◆ **Problem requirements**
Copy all the records exactly, but keep the pictures out of your version.

◆ **Provided information**
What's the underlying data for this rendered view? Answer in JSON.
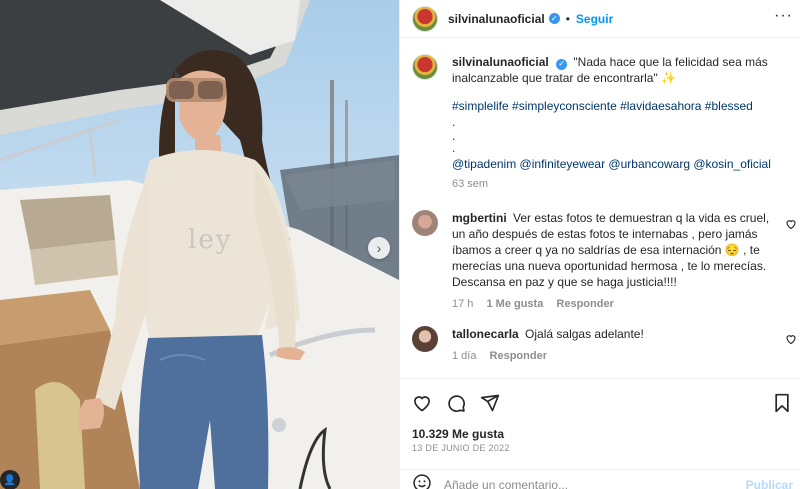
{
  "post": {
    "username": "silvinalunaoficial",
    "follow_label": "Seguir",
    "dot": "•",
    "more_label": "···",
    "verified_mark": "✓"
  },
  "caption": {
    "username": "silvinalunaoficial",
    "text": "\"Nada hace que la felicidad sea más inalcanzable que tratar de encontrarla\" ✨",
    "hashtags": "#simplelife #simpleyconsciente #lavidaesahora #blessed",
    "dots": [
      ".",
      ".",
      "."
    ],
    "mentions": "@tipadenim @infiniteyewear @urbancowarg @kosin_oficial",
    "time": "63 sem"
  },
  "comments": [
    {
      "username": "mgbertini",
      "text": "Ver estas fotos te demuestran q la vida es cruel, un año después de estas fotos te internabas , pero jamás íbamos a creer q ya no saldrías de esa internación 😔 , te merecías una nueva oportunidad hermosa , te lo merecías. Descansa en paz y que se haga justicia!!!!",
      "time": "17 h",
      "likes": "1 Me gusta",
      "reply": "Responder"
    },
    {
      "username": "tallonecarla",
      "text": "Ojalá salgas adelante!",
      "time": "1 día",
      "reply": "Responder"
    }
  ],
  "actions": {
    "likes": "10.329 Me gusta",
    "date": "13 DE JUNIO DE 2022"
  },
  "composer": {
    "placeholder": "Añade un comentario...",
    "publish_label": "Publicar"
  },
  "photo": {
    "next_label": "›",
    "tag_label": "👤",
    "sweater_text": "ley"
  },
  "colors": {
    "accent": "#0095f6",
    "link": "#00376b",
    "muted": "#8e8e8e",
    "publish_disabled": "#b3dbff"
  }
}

◆ **Exercise solution**
What's the underlying data for this rendered view? Answer in JSON.
{
  "post": {
    "username": "silvinalunaoficial",
    "follow_label": "Seguir",
    "dot": "•",
    "more_label": "···",
    "verified_mark": "✓"
  },
  "caption": {
    "username": "silvinalunaoficial",
    "text": "\"Nada hace que la felicidad sea más inalcanzable que tratar de encontrarla\" ✨",
    "hashtags": "#simplelife #simpleyconsciente #lavidaesahora #blessed",
    "dots": [
      ".",
      ".",
      "."
    ],
    "mentions": "@tipadenim @infiniteyewear @urbancowarg @kosin_oficial",
    "time": "63 sem"
  },
  "comments": [
    {
      "username": "mgbertini",
      "text": "Ver estas fotos te demuestran q la vida es cruel, un año después de estas fotos te internabas , pero jamás íbamos a creer q ya no saldrías de esa internación 😔 , te merecías una nueva oportunidad hermosa , te lo merecías. Descansa en paz y que se haga justicia!!!!",
      "time": "17 h",
      "likes": "1 Me gusta",
      "reply": "Responder"
    },
    {
      "username": "tallonecarla",
      "text": "Ojalá salgas adelante!",
      "time": "1 día",
      "reply": "Responder"
    }
  ],
  "actions": {
    "likes": "10.329 Me gusta",
    "date": "13 DE JUNIO DE 2022"
  },
  "composer": {
    "placeholder": "Añade un comentario...",
    "publish_label": "Publicar"
  },
  "photo": {
    "next_label": "›",
    "tag_label": "👤",
    "sweater_text": "ley"
  },
  "colors": {
    "accent": "#0095f6",
    "link": "#00376b",
    "muted": "#8e8e8e",
    "publish_disabled": "#b3dbff"
  }
}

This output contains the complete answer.